  • It follows readily from a similar analysis that one can write,

    \[ \begin{align} \overline{\pmb{x}}_{k|L}& = \pmb{x}_{k|L-1} + \boldsymbol{\Sigma}_{L|L-1} \overline{\pmb{w}}_L,\\ \mathbf{B}_{k|L} &= \mathbf{B}_{k|L-1} \mathbf{T}_L \mathbf{U}, \end{align} \]

  • so that when using the square root Kalman filter, one can simply make a backward pass over the mean and covariance of past states with the filter weights and right transform analysis to condition the joint posterior.

Global smoothing in perfect models

  • One may also consider the joint posterior directly, giving the statistical analogue of the optimization cost function.

  • In particular, recursively applying the Markov assumption and independence assumptions, we can write

    \[ \begin{align} p(\pmb{x}_{L:0} \vert \pmb{y}_{L:1})& \propto \left[ \prod_{k=1}^L p(\pmb{y}_k \vert \pmb{x}_k ) \right]\left[\prod_{k=1}^{L} p(\pmb{x}_k \vert \pmb{x}_{k-1})\right]p\left(\pmb{x}_0\right). \end{align} \]

  • where in the above the joint posterior is proportional to

    • the product of the likelihoods of the time series data; with
    • the product of the transition probabilities; with
    • the prior for the initial condition.
  • In the case without model error, we obtain the traditional extended objective function from the variational approach,

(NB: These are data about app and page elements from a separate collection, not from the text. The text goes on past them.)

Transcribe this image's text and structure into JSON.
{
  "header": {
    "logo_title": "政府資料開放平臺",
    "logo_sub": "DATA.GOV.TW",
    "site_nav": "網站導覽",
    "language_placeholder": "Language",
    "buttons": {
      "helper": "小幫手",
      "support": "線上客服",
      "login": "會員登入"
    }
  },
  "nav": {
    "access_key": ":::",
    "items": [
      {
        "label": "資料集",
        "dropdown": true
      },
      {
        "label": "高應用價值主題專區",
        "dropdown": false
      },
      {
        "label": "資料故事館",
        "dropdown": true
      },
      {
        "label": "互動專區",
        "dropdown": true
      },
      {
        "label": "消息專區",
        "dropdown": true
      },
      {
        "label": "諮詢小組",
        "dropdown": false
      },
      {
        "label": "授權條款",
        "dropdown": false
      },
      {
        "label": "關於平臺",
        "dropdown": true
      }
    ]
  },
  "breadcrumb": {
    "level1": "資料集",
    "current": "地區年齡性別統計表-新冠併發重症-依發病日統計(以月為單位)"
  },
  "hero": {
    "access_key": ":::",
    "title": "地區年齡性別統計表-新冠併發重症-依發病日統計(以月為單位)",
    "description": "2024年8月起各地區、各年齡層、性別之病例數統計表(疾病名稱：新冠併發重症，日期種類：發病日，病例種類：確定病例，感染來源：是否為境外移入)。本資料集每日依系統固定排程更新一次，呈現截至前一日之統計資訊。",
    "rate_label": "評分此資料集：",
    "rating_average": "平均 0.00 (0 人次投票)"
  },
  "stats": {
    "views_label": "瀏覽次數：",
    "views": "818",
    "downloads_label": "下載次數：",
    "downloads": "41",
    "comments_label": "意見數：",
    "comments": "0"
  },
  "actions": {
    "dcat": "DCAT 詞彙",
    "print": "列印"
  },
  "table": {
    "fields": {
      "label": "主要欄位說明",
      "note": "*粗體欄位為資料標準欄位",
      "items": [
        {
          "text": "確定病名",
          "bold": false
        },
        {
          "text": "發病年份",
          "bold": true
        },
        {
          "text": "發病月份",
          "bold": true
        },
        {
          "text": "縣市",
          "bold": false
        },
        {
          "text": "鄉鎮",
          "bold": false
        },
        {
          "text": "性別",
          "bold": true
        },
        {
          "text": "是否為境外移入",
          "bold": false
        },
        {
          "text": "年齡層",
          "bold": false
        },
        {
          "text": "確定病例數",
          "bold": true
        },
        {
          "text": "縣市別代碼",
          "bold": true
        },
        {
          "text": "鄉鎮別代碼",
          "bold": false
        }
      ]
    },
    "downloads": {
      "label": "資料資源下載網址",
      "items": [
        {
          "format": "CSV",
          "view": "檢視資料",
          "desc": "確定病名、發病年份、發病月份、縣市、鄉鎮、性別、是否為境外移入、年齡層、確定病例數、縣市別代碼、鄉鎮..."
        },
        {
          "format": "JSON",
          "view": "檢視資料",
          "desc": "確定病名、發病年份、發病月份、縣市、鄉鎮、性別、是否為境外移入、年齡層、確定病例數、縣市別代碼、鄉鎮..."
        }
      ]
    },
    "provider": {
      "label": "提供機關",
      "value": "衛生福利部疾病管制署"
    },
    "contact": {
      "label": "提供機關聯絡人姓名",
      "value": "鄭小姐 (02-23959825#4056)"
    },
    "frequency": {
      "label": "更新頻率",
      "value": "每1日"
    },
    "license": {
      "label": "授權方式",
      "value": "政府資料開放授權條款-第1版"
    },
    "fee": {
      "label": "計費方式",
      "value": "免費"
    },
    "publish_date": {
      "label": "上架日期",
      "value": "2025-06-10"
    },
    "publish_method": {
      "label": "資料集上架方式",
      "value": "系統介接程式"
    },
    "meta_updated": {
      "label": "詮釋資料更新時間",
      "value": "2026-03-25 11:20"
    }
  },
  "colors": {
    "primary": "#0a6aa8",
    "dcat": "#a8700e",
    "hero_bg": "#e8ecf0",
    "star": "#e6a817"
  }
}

    \[ \begin{align} \mathcal{J}(\pmb{x}) &= \frac{1}{2} \parallel \overline{\pmb{x}}_0 - \pmb{x}\parallel_{\mathbf{B}_0}^2 + \frac{1}{2} \sum_{k=1}^L \parallel \pmb{y}_k - \mathbf{H}_k\pmb{x}_k \parallel_{\mathbf{R}_k}^2\\ &= \frac{1}{2} \parallel \overline{\pmb{x}}_0 - \pmb{x}\parallel_{\mathbf{B}_0}^2 + \frac{1}{2} \sum_{k=1}^L \parallel \pmb{y}_k - \mathbf{H}_k\mathbf{M}_{k:1}\pmb{x} \parallel_{\mathbf{R}_k}^2, \end{align} \] where we optimize on the initial condition.

  • Using the square root Newton approach, we can again find a global solution.

Sequential smoothing as filtering

  • The methods considered already cover the idea of smoothing, when we have a fixed data assimilation window \( \pmb{y}_{L:1} \).
  • However, a common technique for a time-varying system is to have a window of fixed length \( L \) shift over time.
  • This is what is known as fixed lag smoothing.
  • Fixed lag smoother cycle.
    • We set a lag \( L \) and a shift size \( 1\leq S \leq L \) so that we produce estimates in “smoothing cycles”.
    • We will perform the smoothing analysis as in the fixed DAW for any given cycle, but
    • we initialize, e.g., an optimization where the background is the last smoothed estimate for time \( t_S \),
    • to produce a new smoothing estimate for \( p(\pmb{x}_{L+S:S}|\pmb{y}_{L+S:S}) \).
    • Subsequently, we start a new cycle by shifting this window.